**** DATA EXCERPTS ****

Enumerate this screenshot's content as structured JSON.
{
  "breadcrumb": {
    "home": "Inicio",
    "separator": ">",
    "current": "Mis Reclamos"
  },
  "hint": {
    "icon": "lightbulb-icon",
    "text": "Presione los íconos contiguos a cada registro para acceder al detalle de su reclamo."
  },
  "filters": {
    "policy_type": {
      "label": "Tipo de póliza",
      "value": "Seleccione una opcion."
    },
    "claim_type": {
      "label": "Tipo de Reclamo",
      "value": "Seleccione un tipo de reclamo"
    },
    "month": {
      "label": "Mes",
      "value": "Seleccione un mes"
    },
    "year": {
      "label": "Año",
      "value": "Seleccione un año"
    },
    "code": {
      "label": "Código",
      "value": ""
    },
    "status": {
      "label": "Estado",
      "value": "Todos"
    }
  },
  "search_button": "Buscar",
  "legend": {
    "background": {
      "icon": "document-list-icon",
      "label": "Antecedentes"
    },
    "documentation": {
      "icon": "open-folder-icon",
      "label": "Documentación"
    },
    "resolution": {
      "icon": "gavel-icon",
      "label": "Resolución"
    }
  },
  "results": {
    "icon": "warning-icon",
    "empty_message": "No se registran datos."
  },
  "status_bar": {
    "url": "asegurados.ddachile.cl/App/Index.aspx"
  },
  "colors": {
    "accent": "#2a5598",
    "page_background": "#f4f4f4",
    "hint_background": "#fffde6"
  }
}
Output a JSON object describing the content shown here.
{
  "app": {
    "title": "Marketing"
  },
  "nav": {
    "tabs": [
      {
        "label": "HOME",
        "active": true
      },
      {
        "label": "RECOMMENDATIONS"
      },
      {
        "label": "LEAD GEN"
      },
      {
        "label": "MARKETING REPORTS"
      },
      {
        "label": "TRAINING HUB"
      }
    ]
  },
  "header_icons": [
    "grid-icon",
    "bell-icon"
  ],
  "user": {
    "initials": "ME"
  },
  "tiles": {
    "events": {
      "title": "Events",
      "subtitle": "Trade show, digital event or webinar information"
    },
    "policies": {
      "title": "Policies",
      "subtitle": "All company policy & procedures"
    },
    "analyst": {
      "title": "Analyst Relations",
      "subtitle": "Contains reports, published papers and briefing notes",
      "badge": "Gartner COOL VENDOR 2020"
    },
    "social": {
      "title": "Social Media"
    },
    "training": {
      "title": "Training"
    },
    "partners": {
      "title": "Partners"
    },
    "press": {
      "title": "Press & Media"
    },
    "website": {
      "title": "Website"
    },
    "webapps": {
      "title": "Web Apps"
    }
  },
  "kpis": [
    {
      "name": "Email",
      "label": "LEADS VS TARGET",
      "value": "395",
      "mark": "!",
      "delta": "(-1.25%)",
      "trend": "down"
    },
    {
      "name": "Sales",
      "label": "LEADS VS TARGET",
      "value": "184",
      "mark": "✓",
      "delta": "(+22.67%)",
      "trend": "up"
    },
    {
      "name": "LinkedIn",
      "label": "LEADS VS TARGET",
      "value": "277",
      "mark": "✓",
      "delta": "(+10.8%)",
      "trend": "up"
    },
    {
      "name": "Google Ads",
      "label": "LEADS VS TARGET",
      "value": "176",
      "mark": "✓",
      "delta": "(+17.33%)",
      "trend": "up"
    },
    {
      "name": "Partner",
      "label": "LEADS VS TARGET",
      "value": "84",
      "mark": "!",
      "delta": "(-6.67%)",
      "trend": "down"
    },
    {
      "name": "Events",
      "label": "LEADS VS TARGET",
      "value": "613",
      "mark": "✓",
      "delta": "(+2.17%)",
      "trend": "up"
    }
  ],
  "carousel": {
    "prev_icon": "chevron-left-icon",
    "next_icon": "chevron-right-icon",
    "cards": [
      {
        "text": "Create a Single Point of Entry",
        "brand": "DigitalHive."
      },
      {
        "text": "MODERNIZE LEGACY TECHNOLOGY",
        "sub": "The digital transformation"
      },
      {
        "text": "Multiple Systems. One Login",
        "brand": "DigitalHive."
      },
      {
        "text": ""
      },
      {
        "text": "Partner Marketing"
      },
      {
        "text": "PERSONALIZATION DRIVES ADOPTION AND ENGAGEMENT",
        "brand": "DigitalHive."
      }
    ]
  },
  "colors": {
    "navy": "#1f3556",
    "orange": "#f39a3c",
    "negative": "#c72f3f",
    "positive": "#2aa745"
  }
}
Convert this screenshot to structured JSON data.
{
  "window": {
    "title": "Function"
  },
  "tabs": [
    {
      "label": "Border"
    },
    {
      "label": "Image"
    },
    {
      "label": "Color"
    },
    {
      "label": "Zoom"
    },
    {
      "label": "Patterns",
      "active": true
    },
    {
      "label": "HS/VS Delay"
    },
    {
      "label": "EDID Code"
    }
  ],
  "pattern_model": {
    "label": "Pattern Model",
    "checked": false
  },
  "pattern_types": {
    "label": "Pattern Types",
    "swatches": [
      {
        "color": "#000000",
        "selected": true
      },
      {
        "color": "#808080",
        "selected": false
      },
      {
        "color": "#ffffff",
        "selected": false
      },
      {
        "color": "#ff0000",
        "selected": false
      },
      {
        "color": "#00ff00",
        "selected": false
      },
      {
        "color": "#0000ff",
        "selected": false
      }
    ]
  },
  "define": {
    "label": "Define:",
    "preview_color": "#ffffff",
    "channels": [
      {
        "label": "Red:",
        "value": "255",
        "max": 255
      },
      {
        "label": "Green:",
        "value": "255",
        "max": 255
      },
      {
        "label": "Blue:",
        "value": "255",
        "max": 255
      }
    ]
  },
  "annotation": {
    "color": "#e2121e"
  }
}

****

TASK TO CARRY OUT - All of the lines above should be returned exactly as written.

ANSWER SPACE -
Enumerate this screenshot's content as structured JSON.
{
  "breadcrumb": {
    "home": "Inicio",
    "separator": ">",
    "current": "Mis Reclamos"
  },
  "hint": {
    "icon": "lightbulb-icon",
    "text": "Presione los íconos contiguos a cada registro para acceder al detalle de su reclamo."
  },
  "filters": {
    "policy_type": {
      "label": "Tipo de póliza",
      "value": "Seleccione una opcion."
    },
    "claim_type": {
      "label": "Tipo de Reclamo",
      "value": "Seleccione un tipo de reclamo"
    },
    "month": {
      "label": "Mes",
      "value": "Seleccione un mes"
    },
    "year": {
      "label": "Año",
      "value": "Seleccione un año"
    },
    "code": {
      "label": "Código",
      "value": ""
    },
    "status": {
      "label": "Estado",
      "value": "Todos"
    }
  },
  "search_button": "Buscar",
  "legend": {
    "background": {
      "icon": "document-list-icon",
      "label": "Antecedentes"
    },
    "documentation": {
      "icon": "open-folder-icon",
      "label": "Documentación"
    },
    "resolution": {
      "icon": "gavel-icon",
      "label": "Resolución"
    }
  },
  "results": {
    "icon": "warning-icon",
    "empty_message": "No se registran datos."
  },
  "status_bar": {
    "url": "asegurados.ddachile.cl/App/Index.aspx"
  },
  "colors": {
    "accent": "#2a5598",
    "page_background": "#f4f4f4",
    "hint_background": "#fffde6"
  }
}
Output a JSON object describing the content shown here.
{
  "app": {
    "title": "Marketing"
  },
  "nav": {
    "tabs": [
      {
        "label": "HOME",
        "active": true
      },
      {
        "label": "RECOMMENDATIONS"
      },
      {
        "label": "LEAD GEN"
      },
      {
        "label": "MARKETING REPORTS"
      },
      {
        "label": "TRAINING HUB"
      }
    ]
  },
  "header_icons": [
    "grid-icon",
    "bell-icon"
  ],
  "user": {
    "initials": "ME"
  },
  "tiles": {
    "events": {
      "title": "Events",
      "subtitle": "Trade show, digital event or webinar information"
    },
    "policies": {
      "title": "Policies",
      "subtitle": "All company policy & procedures"
    },
    "analyst": {
      "title": "Analyst Relations",
      "subtitle": "Contains reports, published papers and briefing notes",
      "badge": "Gartner COOL VENDOR 2020"
    },
    "social": {
      "title": "Social Media"
    },
    "training": {
      "title": "Training"
    },
    "partners": {
      "title": "Partners"
    },
    "press": {
      "title": "Press & Media"
    },
    "website": {
      "title": "Website"
    },
    "webapps": {
      "title": "Web Apps"
    }
  },
  "kpis": [
    {
      "name": "Email",
      "label": "LEADS VS TARGET",
      "value": "395",
      "mark": "!",
      "delta": "(-1.25%)",
      "trend": "down"
    },
    {
      "name": "Sales",
      "label": "LEADS VS TARGET",
      "value": "184",
      "mark": "✓",
      "delta": "(+22.67%)",
      "trend": "up"
    },
    {
      "name": "LinkedIn",
      "label": "LEADS VS TARGET",
      "value": "277",
      "mark": "✓",
      "delta": "(+10.8%)",
      "trend": "up"
    },
    {
      "name": "Google Ads",
      "label": "LEADS VS TARGET",
      "value": "176",
      "mark": "✓",
      "delta": "(+17.33%)",
      "trend": "up"
    },
    {
      "name": "Partner",
      "label": "LEADS VS TARGET",
      "value": "84",
      "mark": "!",
      "delta": "(-6.67%)",
      "trend": "down"
    },
    {
      "name": "Events",
      "label": "LEADS VS TARGET",
      "value": "613",
      "mark": "✓",
      "delta": "(+2.17%)",
      "trend": "up"
    }
  ],
  "carousel": {
    "prev_icon": "chevron-left-icon",
    "next_icon": "chevron-right-icon",
    "cards": [
      {
        "text": "Create a Single Point of Entry",
        "brand": "DigitalHive."
      },
      {
        "text": "MODERNIZE LEGACY TECHNOLOGY",
        "sub": "The digital transformation"
      },
      {
        "text": "Multiple Systems. One Login",
        "brand": "DigitalHive."
      },
      {
        "text": ""
      },
      {
        "text": "Partner Marketing"
      },
      {
        "text": "PERSONALIZATION DRIVES ADOPTION AND ENGAGEMENT",
        "brand": "DigitalHive."
      }
    ]
  },
  "colors": {
    "navy": "#1f3556",
    "orange": "#f39a3c",
    "negative": "#c72f3f",
    "positive": "#2aa745"
  }
}
Convert this screenshot to structured JSON data.
{
  "window": {
    "title": "Function"
  },
  "tabs": [
    {
      "label": "Border"
    },
    {
      "label": "Image"
    },
    {
      "label": "Color"
    },
    {
      "label": "Zoom"
    },
    {
      "label": "Patterns",
      "active": true
    },
    {
      "label": "HS/VS Delay"
    },
    {
      "label": "EDID Code"
    }
  ],
  "pattern_model": {
    "label": "Pattern Model",
    "checked": false
  },
  "pattern_types": {
    "label": "Pattern Types",
    "swatches": [
      {
        "color": "#000000",
        "selected": true
      },
      {
        "color": "#808080",
        "selected": false
      },
      {
        "color": "#ffffff",
        "selected": false
      },
      {
        "color": "#ff0000",
        "selected": false
      },
      {
        "color": "#00ff00",
        "selected": false
      },
      {
        "color": "#0000ff",
        "selected": false
      }
    ]
  },
  "define": {
    "label": "Define:",
    "preview_color": "#ffffff",
    "channels": [
      {
        "label": "Red:",
        "value": "255",
        "max": 255
      },
      {
        "label": "Green:",
        "value": "255",
        "max": 255
      },
      {
        "label": "Blue:",
        "value": "255",
        "max": 255
      }
    ]
  },
  "annotation": {
    "color": "#e2121e"
  }
}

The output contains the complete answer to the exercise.